My residency at the Rockefeller Foundation’s Bellagio Center was for one glorious month, and resulted in my work intensifying on many levels including form, content, and the birth of new techniques. It was a prolific and expansive period which continues to inform my current practice. Among the many things I took away from that transformational experience was the justification — even the imperative — of dreaming as big as possible, and not giving up on the pursuit of those dreams. The Rockefeller Foundation wisely values the influence that interdisciplinary and international discourse can have upon innovative thinking and problem-solving, and with insight and generosity, provided an ideal setting, uninterrupted time, and the right number of high-achieving people for a sublime, alchemical reaction to occur. Some might call it magic. I remain in touch with most of the fellows I met during the residency, all of whom continue to thrive and accomplish remarkable things.

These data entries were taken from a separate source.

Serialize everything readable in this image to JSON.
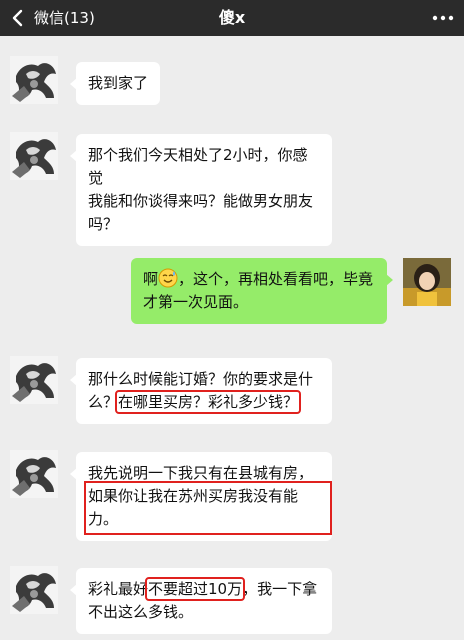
{
  "header": {
    "back_label": "微信(13)",
    "title": "傻x",
    "more_icon": "more-dots-icon"
  },
  "colors": {
    "header_bg": "#2b2b2b",
    "chat_bg": "#ededed",
    "incoming_bubble": "#ffffff",
    "outgoing_bubble": "#95ec69",
    "highlight_box": "#e0211e"
  },
  "messages": [
    {
      "side": "left",
      "text": "我到家了"
    },
    {
      "side": "left",
      "line1": "那个我们今天相处了2小时，你感觉",
      "line2": "我能和你谈得来吗？能做男女朋友",
      "line3": "吗？"
    },
    {
      "side": "right",
      "pre_emoji": "啊",
      "emoji": "sweat-smile-emoji",
      "post_emoji": "，这个，再相处看看吧，毕竟",
      "line2": "才第一次见面。"
    },
    {
      "side": "left",
      "line1": "那什么时候能订婚？你的要求是什",
      "line2_pre": "么？",
      "line2_highlight": "在哪里买房？彩礼多少钱？"
    },
    {
      "side": "left",
      "line1": "我先说明一下我只有在县城有房，",
      "highlight_line1": "如果你让我在苏州买房我没有能",
      "highlight_line2": "力。"
    },
    {
      "side": "left",
      "line1_pre": "彩礼最好",
      "line1_highlight": "不要超过10万",
      "line1_post": "，我一下拿",
      "line2": "不出这么多钱。"
    }
  ]
}
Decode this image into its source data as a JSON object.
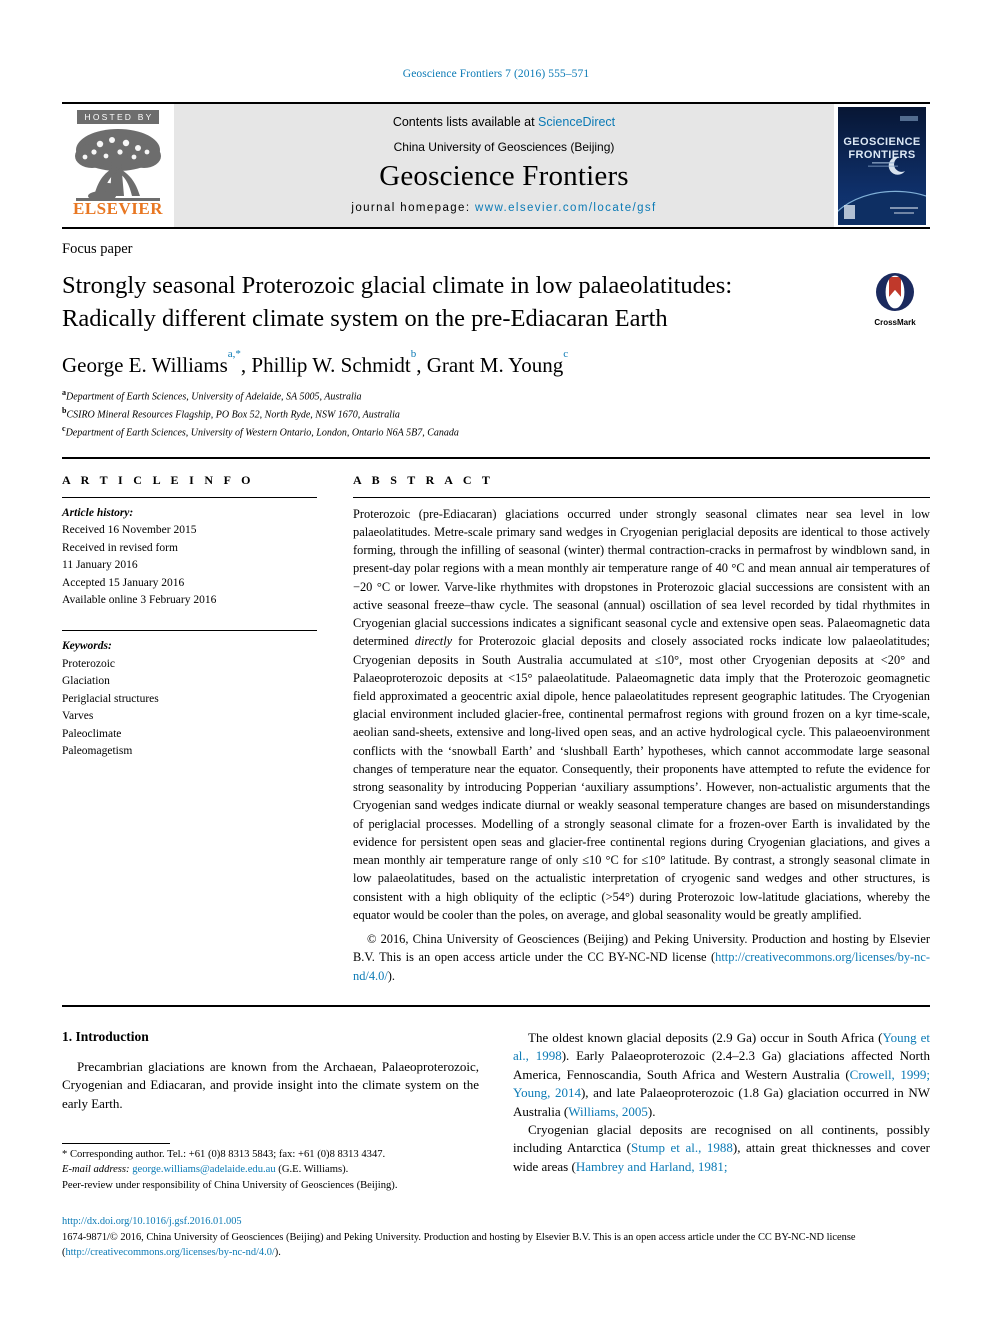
{
  "running_head": "Geoscience Frontiers 7 (2016) 555–571",
  "masthead": {
    "hosted_by": "HOSTED BY",
    "elsevier": "ELSEVIER",
    "contents_prefix": "Contents lists available at ",
    "sciencedirect": "ScienceDirect",
    "publisher": "China University of Geosciences (Beijing)",
    "journal_name": "Geoscience Frontiers",
    "homepage_prefix": "journal homepage: ",
    "homepage_url": "www.elsevier.com/locate/gsf",
    "cover_title_line1": "GEOSCIENCE",
    "cover_title_line2": "FRONTIERS"
  },
  "paper": {
    "type": "Focus paper",
    "title_line1": "Strongly seasonal Proterozoic glacial climate in low palaeolatitudes:",
    "title_line2": "Radically different climate system on the pre-Ediacaran Earth",
    "crossmark_label": "CrossMark",
    "authors": [
      {
        "name": "George E. Williams",
        "marks": "a,*"
      },
      {
        "name": "Phillip W. Schmidt",
        "marks": "b"
      },
      {
        "name": "Grant M. Young",
        "marks": "c"
      }
    ],
    "affiliations": [
      {
        "mark": "a",
        "text": "Department of Earth Sciences, University of Adelaide, SA 5005, Australia"
      },
      {
        "mark": "b",
        "text": "CSIRO Mineral Resources Flagship, PO Box 52, North Ryde, NSW 1670, Australia"
      },
      {
        "mark": "c",
        "text": "Department of Earth Sciences, University of Western Ontario, London, Ontario N6A 5B7, Canada"
      }
    ]
  },
  "article_info": {
    "heading": "A R T I C L E   I N F O",
    "history_label": "Article history:",
    "history": [
      "Received 16 November 2015",
      "Received in revised form",
      "11 January 2016",
      "Accepted 15 January 2016",
      "Available online 3 February 2016"
    ],
    "keywords_label": "Keywords:",
    "keywords": [
      "Proterozoic",
      "Glaciation",
      "Periglacial structures",
      "Varves",
      "Paleoclimate",
      "Paleomagetism"
    ]
  },
  "abstract": {
    "heading": "A B S T R A C T",
    "text_part1": "Proterozoic (pre-Ediacaran) glaciations occurred under strongly seasonal climates near sea level in low palaeolatitudes. Metre-scale primary sand wedges in Cryogenian periglacial deposits are identical to those actively forming, through the infilling of seasonal (winter) thermal contraction-cracks in permafrost by windblown sand, in present-day polar regions with a mean monthly air temperature range of 40 °C and mean annual air temperatures of −20 °C or lower. Varve-like rhythmites with dropstones in Proterozoic glacial successions are consistent with an active seasonal freeze–thaw cycle. The seasonal (annual) oscillation of sea level recorded by tidal rhythmites in Cryogenian glacial successions indicates a significant seasonal cycle and extensive open seas. Palaeomagnetic data determined ",
    "italic1": "directly",
    "text_part2": " for Proterozoic glacial deposits and closely associated rocks indicate low palaeolatitudes; Cryogenian deposits in South Australia accumulated at ≤10°, most other Cryogenian deposits at <20° and Palaeoproterozoic deposits at <15° palaeolatitude. Palaeomagnetic data imply that the Proterozoic geomagnetic field approximated a geocentric axial dipole, hence palaeolatitudes represent geographic latitudes. The Cryogenian glacial environment included glacier-free, continental permafrost regions with ground frozen on a kyr time-scale, aeolian sand-sheets, extensive and long-lived open seas, and an active hydrological cycle. This palaeoenvironment conflicts with the ‘snowball Earth’ and ‘slushball Earth’ hypotheses, which cannot accommodate large seasonal changes of temperature near the equator. Consequently, their proponents have attempted to refute the evidence for strong seasonality by introducing Popperian ‘auxiliary assumptions’. However, non-actualistic arguments that the Cryogenian sand wedges indicate diurnal or weakly seasonal temperature changes are based on misunderstandings of periglacial processes. Modelling of a strongly seasonal climate for a frozen-over Earth is invalidated by the evidence for persistent open seas and glacier-free continental regions during Cryogenian glaciations, and gives a mean monthly air temperature range of only ≤10 °C for ≤10° latitude. By contrast, a strongly seasonal climate in low palaeolatitudes, based on the actualistic interpretation of cryogenic sand wedges and other structures, is consistent with a high obliquity of the ecliptic (>54°) during Proterozoic low-latitude glaciations, whereby the equator would be cooler than the poles, on average, and global seasonality would be greatly amplified.",
    "copyright_text": "© 2016, China University of Geosciences (Beijing) and Peking University. Production and hosting by Elsevier B.V. This is an open access article under the CC BY-NC-ND license (",
    "copyright_link": "http://creativecommons.org/licenses/by-nc-nd/4.0/",
    "copyright_tail": ")."
  },
  "body": {
    "section_number_title": "1. Introduction",
    "left_paragraph": "Precambrian glaciations are known from the Archaean, Palaeoproterozoic, Cryogenian and Ediacaran, and provide insight into the climate system on the early Earth.",
    "right_paragraph_1_a": "The oldest known glacial deposits (2.9 Ga) occur in South Africa (",
    "right_ref_1": "Young et al., 1998",
    "right_paragraph_1_b": "). Early Palaeoproterozoic (2.4–2.3 Ga) glaciations affected North America, Fennoscandia, South Africa and Western Australia (",
    "right_ref_2": "Crowell, 1999; Young, 2014",
    "right_paragraph_1_c": "), and late Palaeoproterozoic (1.8 Ga) glaciation occurred in NW Australia (",
    "right_ref_3": "Williams, 2005",
    "right_paragraph_1_d": ").",
    "right_paragraph_2_a": "Cryogenian glacial deposits are recognised on all continents, possibly including Antarctica (",
    "right_ref_4": "Stump et al., 1988",
    "right_paragraph_2_b": "), attain great thicknesses and cover wide areas (",
    "right_ref_5": "Hambrey and Harland, 1981;"
  },
  "footnotes": {
    "corresponding": "* Corresponding author. Tel.: +61 (0)8 8313 5843; fax: +61 (0)8 8313 4347.",
    "email_label": "E-mail address:",
    "email": "george.williams@adelaide.edu.au",
    "email_suffix": " (G.E. Williams).",
    "peer_review": "Peer-review under responsibility of China University of Geosciences (Beijing)."
  },
  "footer": {
    "doi": "http://dx.doi.org/10.1016/j.gsf.2016.01.005",
    "issn_line": "1674-9871/© 2016, China University of Geosciences (Beijing) and Peking University. Production and hosting by Elsevier B.V. This is an open access article under the CC BY-NC-ND license (",
    "license_link": "http://creativecommons.org/licenses/by-nc-nd/4.0/",
    "license_tail": ")."
  },
  "colors": {
    "link": "#0b7ab5",
    "elsevier_orange": "#e87722",
    "masthead_grey": "#e6e6e6"
  }
}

You talk about your drawing practice as one echoing history, as part of a continuum or collaboration with preceding generations. What elements of your practice do you think might sustain further inquiry generations from now?
In an increasingly digital society, I would like to think that future generations will still value the hand-made, and that the traditions related to making paper and ink will somehow manage to survive. Drawing is a mindful practice, a useful self-help tool for gaining understanding and compassion for one’s world and oneself. The interaction between eye and hand stimulates the imagination, and is known to encourage brain plasticity, build new neural pathways, and sharpen the senses. I would be pleased if my work inspired a continuation of the cycle of curiosity and discovery.